  7. Click through ‘File’|‘Print…’ or press <CTRL-P>.
  8. Under ‘Printer’, choose ‘PDFCreator’.
  9. Click on ‘Properties’.
  10. In the ‘PDFCreator Document Properties’ window, click ‘Advanced’.
  11. In the ‘PDFCreator Advanced Options’ window, change ‘Paper Size’ to whatever paper size the printer you will be using will handle, then click ‘Okay’.
  12. Click ‘Okay’ in the ‘PDFCreator Document Properties’ window.
  13. Back in the ‘Print’ window, under ‘Page Sizing & Handling’, click on ‘Poster’. You should immediately see the preview window change to reflect how many pages of your given size will be used.
  14. Check off ‘Cut Marks’ and/or ‘Labels’ and change the overlap, if desired. If you wish to create a scaled-down pattern, change the scale in ‘Tile Scale’.
  15. When you are ready, click ‘Print’.
  16. In the ‘PDFCreator’ window that pops up, change the title/etc. as you wish, then click ‘Save’.
  17. In the ‘Select destination’ window that pops up, choose your save location and file name, then click ‘Save’.

You are done! Many printing services allow uploading pdf files, and some offer ‘Engineering Prints’ printing, which prints on inexpensive paper at large scales (A1/ARCH D or larger.) I would suggest checking your local printers, as I can personally testify that taping/gluing together 35 sheets of A4/Letter paper is no fun at all.

Hope this helps!

Keith


Updates and fixing tiled printing
#2

Nice, I personally have been using Posterrazor as it support Linux, though your program may be more user friendly. I’ll check it out on my Windows system.


Printing tiled PDF onto A3 sized paper
#3

I found out why the internal limitation on size:


/* QImage supports a maximum of 32768x32768 px images (signed short).
* This follows from the condition: width * height * colordepth < INT_MAX (4 billion) -> 32768 * 32768 * 4 = 4 billion.
* The second condition is of course that malloc is able to allocate the requested memory.
*
* If you really need bigger images you will have to use another wrapper or split into multiple QImage's.
*/
#define QIMAGE_MAX 32768

(TL;DR: We need another wrapper or split into multiple QImage’s.)


#4

THANK YOU @KeithFromCanada!!!


#5

Is the size limitation a problem for the layout? Or were is it a problem for us?


#6

Apparently it is a problem if your layout image is larger than that allowed by Qt.

Valentina generates images at 96ppi, so the max layout image size is about 341.33in * 341.33in.

96ppi = 96px/in – pixels per inch

32768px * (1in/96px) = 341.333333333 in


#7

Opened Issue #761.


#8

Given my cutting table is 72" wide ( by 40 feet) … I could print a layout up to 135 feet. Unless I’m missing something or there’s a bunch of tent and sail makers banging down the door this seems like a low priority.


#9

341 inches is almost twenty-eight and a half feet long, which is lots for a single piece or for human clothes.

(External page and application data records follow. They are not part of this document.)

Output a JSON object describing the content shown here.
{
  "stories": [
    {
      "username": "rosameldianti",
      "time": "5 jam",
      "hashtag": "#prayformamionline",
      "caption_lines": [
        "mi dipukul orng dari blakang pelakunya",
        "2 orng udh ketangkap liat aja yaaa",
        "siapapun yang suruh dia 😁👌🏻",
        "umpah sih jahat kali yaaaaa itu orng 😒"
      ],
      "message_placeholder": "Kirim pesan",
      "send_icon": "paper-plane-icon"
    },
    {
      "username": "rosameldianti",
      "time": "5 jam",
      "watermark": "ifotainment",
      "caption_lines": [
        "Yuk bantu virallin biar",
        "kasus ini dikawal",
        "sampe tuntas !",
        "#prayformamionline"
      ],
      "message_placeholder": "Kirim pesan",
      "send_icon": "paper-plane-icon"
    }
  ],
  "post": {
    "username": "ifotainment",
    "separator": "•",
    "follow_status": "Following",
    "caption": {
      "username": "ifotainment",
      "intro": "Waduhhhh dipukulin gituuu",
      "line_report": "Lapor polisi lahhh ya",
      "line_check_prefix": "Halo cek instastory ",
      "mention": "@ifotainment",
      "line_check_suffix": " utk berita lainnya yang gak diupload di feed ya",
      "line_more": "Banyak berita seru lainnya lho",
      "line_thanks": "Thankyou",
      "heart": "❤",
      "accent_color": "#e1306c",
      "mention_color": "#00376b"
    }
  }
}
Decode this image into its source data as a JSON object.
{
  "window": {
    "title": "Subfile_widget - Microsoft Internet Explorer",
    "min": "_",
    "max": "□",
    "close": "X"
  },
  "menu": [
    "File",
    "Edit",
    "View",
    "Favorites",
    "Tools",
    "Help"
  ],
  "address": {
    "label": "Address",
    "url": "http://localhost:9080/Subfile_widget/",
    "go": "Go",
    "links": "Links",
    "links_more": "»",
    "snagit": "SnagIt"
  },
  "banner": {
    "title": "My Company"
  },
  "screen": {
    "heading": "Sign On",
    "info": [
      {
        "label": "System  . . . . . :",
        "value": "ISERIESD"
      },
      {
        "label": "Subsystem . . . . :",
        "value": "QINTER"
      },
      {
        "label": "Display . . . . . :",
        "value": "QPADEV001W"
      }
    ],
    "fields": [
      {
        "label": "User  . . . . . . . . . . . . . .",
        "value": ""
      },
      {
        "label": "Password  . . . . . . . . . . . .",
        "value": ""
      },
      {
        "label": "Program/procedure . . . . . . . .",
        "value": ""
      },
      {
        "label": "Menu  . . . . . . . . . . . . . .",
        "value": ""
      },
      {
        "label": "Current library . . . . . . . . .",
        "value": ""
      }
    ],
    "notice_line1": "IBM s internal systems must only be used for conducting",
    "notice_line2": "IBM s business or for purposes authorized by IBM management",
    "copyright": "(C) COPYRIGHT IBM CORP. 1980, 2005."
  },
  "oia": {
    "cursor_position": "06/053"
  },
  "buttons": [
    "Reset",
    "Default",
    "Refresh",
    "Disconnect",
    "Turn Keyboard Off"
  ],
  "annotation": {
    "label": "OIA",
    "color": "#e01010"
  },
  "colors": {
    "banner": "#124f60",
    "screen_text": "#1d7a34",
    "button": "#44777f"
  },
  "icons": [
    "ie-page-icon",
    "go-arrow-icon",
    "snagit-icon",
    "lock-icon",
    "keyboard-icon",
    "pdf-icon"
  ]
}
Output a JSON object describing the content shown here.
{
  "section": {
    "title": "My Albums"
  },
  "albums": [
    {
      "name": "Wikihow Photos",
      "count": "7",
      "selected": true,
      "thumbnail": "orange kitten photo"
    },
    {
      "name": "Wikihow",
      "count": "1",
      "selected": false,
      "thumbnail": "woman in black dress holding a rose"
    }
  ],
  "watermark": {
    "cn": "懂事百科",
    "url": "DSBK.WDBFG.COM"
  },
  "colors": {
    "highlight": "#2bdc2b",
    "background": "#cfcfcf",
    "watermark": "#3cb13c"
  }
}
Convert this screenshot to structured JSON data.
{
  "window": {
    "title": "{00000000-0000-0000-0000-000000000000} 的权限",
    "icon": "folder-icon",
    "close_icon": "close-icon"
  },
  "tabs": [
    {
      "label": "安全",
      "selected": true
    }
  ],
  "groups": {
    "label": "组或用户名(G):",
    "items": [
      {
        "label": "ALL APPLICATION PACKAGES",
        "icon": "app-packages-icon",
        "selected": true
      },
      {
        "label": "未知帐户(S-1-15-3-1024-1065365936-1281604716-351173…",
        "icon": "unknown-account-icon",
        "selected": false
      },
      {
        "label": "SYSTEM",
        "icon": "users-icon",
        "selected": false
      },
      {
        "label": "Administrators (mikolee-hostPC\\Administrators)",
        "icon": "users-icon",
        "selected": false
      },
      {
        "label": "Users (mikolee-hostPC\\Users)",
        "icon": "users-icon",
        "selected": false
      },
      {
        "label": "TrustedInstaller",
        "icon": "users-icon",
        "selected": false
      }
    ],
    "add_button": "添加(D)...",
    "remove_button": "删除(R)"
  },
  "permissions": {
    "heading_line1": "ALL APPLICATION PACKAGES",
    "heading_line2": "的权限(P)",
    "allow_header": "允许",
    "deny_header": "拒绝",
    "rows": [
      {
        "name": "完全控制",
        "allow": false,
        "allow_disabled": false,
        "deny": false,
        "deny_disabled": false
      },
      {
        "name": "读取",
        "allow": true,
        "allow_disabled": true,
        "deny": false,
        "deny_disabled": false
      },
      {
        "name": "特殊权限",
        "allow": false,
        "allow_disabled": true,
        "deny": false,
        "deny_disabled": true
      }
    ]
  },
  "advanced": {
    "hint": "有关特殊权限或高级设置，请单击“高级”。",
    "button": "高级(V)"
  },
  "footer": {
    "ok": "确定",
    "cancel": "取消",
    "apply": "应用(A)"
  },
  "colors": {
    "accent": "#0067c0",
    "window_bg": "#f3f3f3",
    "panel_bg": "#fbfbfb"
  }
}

The difference is that people can (and apparently are) using LF for more than clothing and so correcting this should at least have some priority.


#10

It’s important to know the print size limitations, so that when printing issues occur we will know when this limitation is (or is not) involved.


#11

More specifically:

  • If you are using coordinates with Qt’s raster-based paint engine, it is important to note that, while coordinates greater than +/- 2^15 can be used, any painting performed with coordinates outside this range is not guaranteed to be shown; the drawing may be clipped. This is due to the use of short int in the implementation.

Following the Dismine repo thread that started this conversation:

If I understand correctly… this was an issue because of the maximum width or length of paper you can use not the total area across multiple sheets needed to fit all the pieces.Yes? No?

Once you choose the width and length, the layout will fill as many sheets as needed to fit all the detail pieces. Only caveat is that the max width or length of paper has to be as large as the longest detail piece… and available memory.

If there seems a need for some one who uses pieces longer than 866.98cm / 341.33 in / 28.44 feet… have at it. I just don’t see the need.


#12

Yes. But I can’t confirm some of the problems others have had when printing on sheet paper (of any size), because I print on a 44" plotter with roll paper, which works great.